Sometimes reading my statistics page is the best way I have of taking the pulse of my readers and diagnosing the current actual rather than the aspirational state of settlement and mediation practice.
Listen. Only the squeakiest client or party wheel will tell you that he is feeling coerced into settling the litigation that has become a millstone around your neck.
I’m talking to attorneys here — but settlement officers, judges and mediators should pay attention as well. Whether you’re representing the CEO of a Fortune 500 Company or the 60-year old man who slipped on the iconic darkened bananna peel in the produce section of the local Ralphs, at some point during settlement negotiations your clients are going to suspect one or more of the following:
- you’re tired of his case and want to get rid of him
- you’re in cahoots with opposing counsel, with whom, frankly, you have a far more enduring if not affectionate relationship than with your client
- you and your old buddy the mediator or settlement judge/officer have joined forces to to compel him to give up his legal rights in exchange for less money than you, his attorney, told him he was likely to recover two years ago
- despite his protests, you, the mediator and opposing counsel keep saying the fact most important to his case is “irrelevant” to his chances of recovery
- when you talk to opposing counsel or the mediator about the case, he doesn’t even recognize what you’re talking about — this is not the same case he brought to you to try two years ago
- he feels extorted and no one is paying any attention to that
- he feels like he’s being sold down the river and no one is paying any attention to that
- he paid his you and your law firm tens of thousands, hundreds of thousands, millions or tens of millions of dollars in attorneys fees and he thinks he could have settled the case for the sum that’s being offered/demanded now before he paid you to litigate this case to the settlement conference.
- he’s really really irritated now — angry even — though he doesn’t get angry; he gets even, and he’ll have no trouble spending another few million on attorneys fees so show that lying, cheating so and so in the other caucus room a thing or two

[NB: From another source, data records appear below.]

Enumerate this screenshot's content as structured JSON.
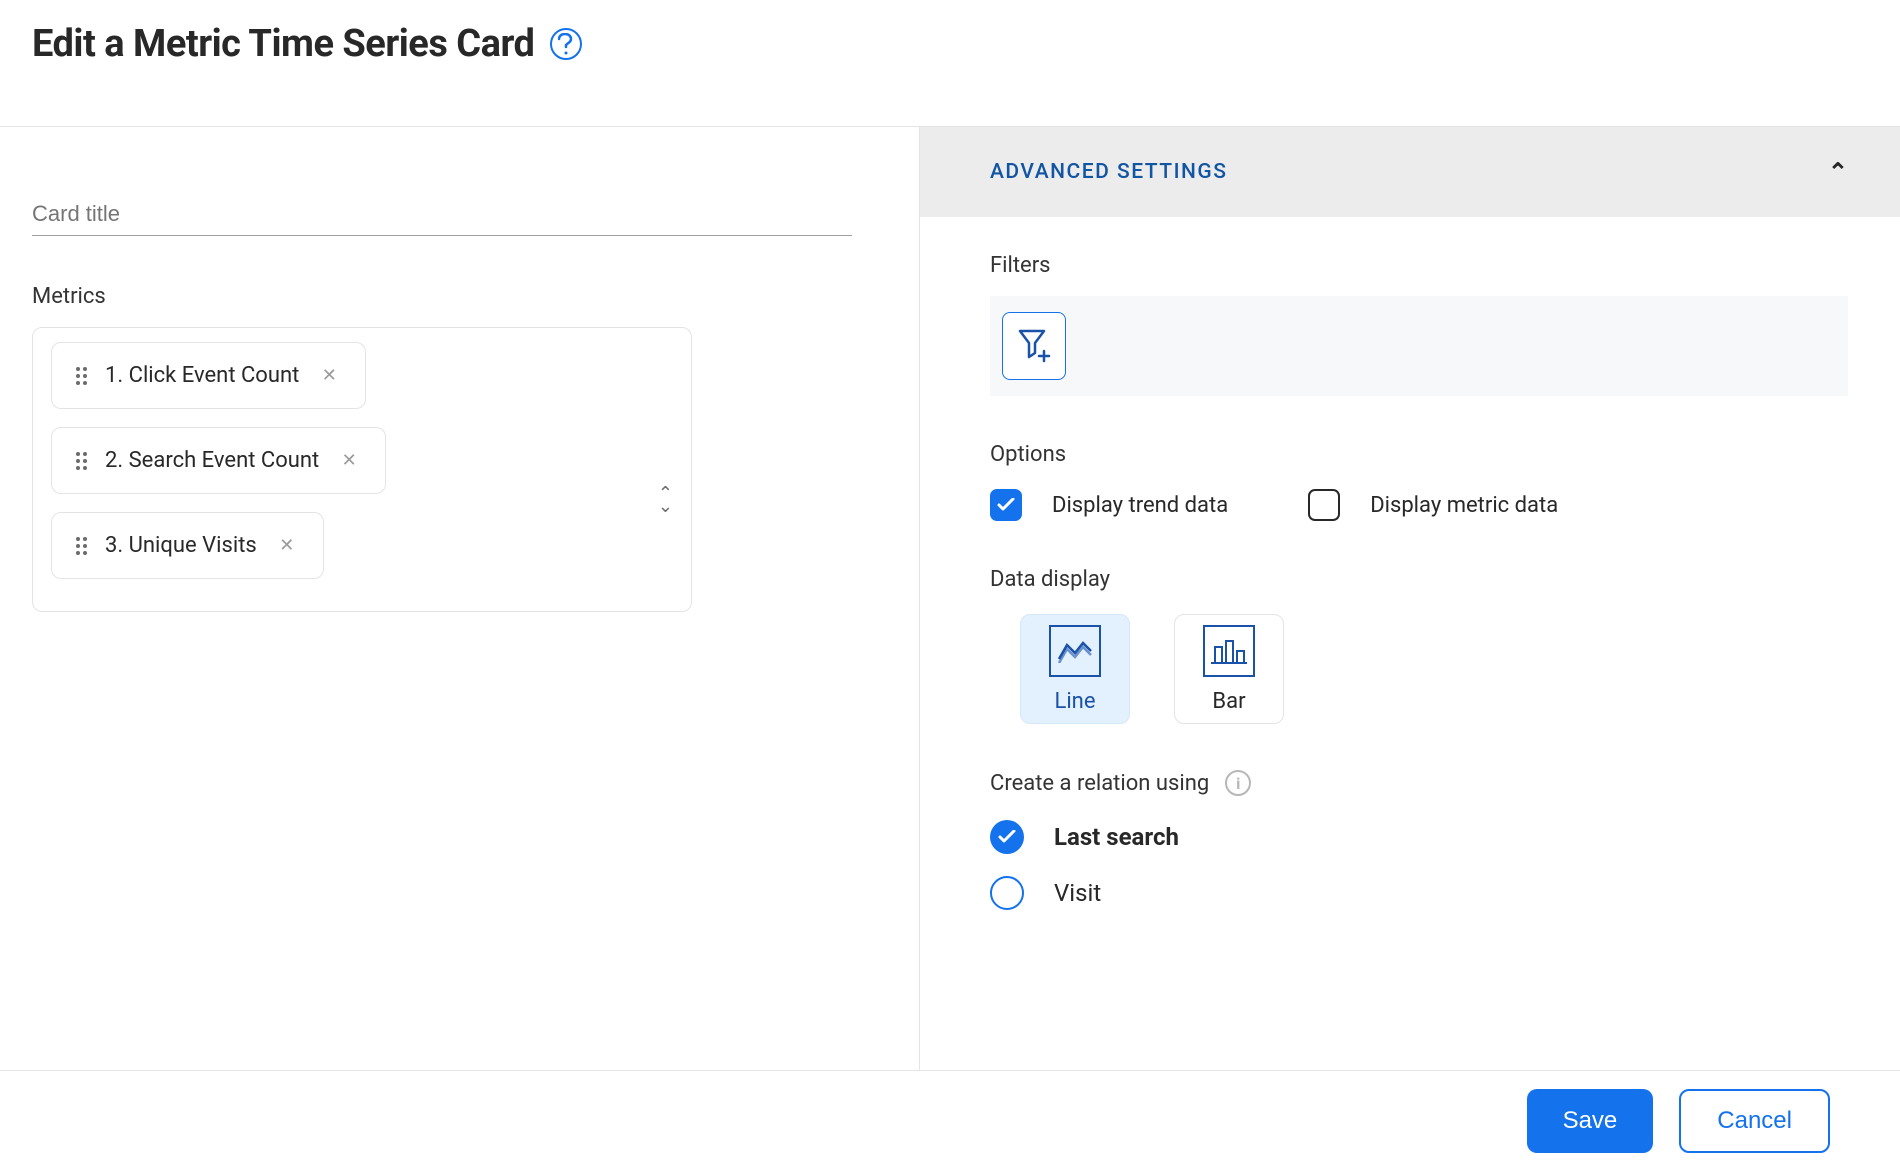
{
  "header": {
    "title": "Edit a Metric Time Series Card",
    "help_icon": "help-icon"
  },
  "card_title": {
    "placeholder": "Card title",
    "value": ""
  },
  "metrics": {
    "label": "Metrics",
    "items": [
      {
        "label": "1. Click Event Count"
      },
      {
        "label": "2. Search Event Count"
      },
      {
        "label": "3. Unique Visits"
      }
    ]
  },
  "advanced": {
    "title": "ADVANCED SETTINGS",
    "expanded": true,
    "filters": {
      "label": "Filters",
      "add_icon": "filter-add-icon"
    },
    "options": {
      "label": "Options",
      "display_trend": {
        "label": "Display trend data",
        "checked": true
      },
      "display_metric": {
        "label": "Display metric data",
        "checked": false
      }
    },
    "data_display": {
      "label": "Data display",
      "choices": [
        {
          "id": "line",
          "label": "Line",
          "selected": true
        },
        {
          "id": "bar",
          "label": "Bar",
          "selected": false
        }
      ]
    },
    "relation": {
      "label": "Create a relation using",
      "info_icon": "info-icon",
      "choices": [
        {
          "label": "Last search",
          "selected": true
        },
        {
          "label": "Visit",
          "selected": false
        }
      ]
    }
  },
  "footer": {
    "save_label": "Save",
    "cancel_label": "Cancel"
  }
}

- he’s a successful business man and he’s never been treated with so little respect before.
Now let me tell you something else. If these thoughts are some of those which race through your clients’ minds during settlement conferences, your mediator should be sufficiently alert to the changing temperatures in the room to address them.
Because the mediator’s job is not to settle the case.
The mediator’s job is to:
- assist you in helping your client understand the options available to him
- assist you in delivering bad news to your client in a way your client can hear it
- assist you in negotiating as good a settlement as possible for your client without making your client feel as if he has no other options
- assist you in resolving for your client the justice issues that your client originally brought to you to resolve
- assist you in helping your client recognize and set aside the emotional experience of the settlement conference for the purpose of doing a sober cost-benefit analysis
- assist you in helping your client recognize that legal cases change over time; sometimes getting better and sometimes getting worse, usually both in the discovery process — this is not the case your client originally brought to you — untarnished by the harsh adversarial systems but puts “facts” to a more exacting test than any other process in business, political or social life
- assist you in helping your client recognize his own fallibility, potential for error, and accountability for his part of the harm for which he is seeking recompense
- assist you in helping your client recognize that the other side — evil, destructive and hateful as it may well be — also has a few items of “truth” and “justice” on its side of the balance sheet
- assist you in helping your client make an informed decision without pressure from anyone whether he wishes to accept less than he wants to or would like to take his chances at trial
- assist you in walking away from the mediation or settlement conference with your client clapping you on the back and saying, “great work, John. If I’m ever in need of a litigator again, rest assured it’s to you I will come. I’ll tell my friends on the block or on the Board of Directors that you’re the man.
How do we accomplish these ten aspirational goals together — attorney and mediator and client? Stay tuned.
The Jerry McGuire video above is for our clients — with whom we do not share just how hard we are working and what a toll it takes upon us because that’s what they’ve paid us to do — and paid us handsomely I might add.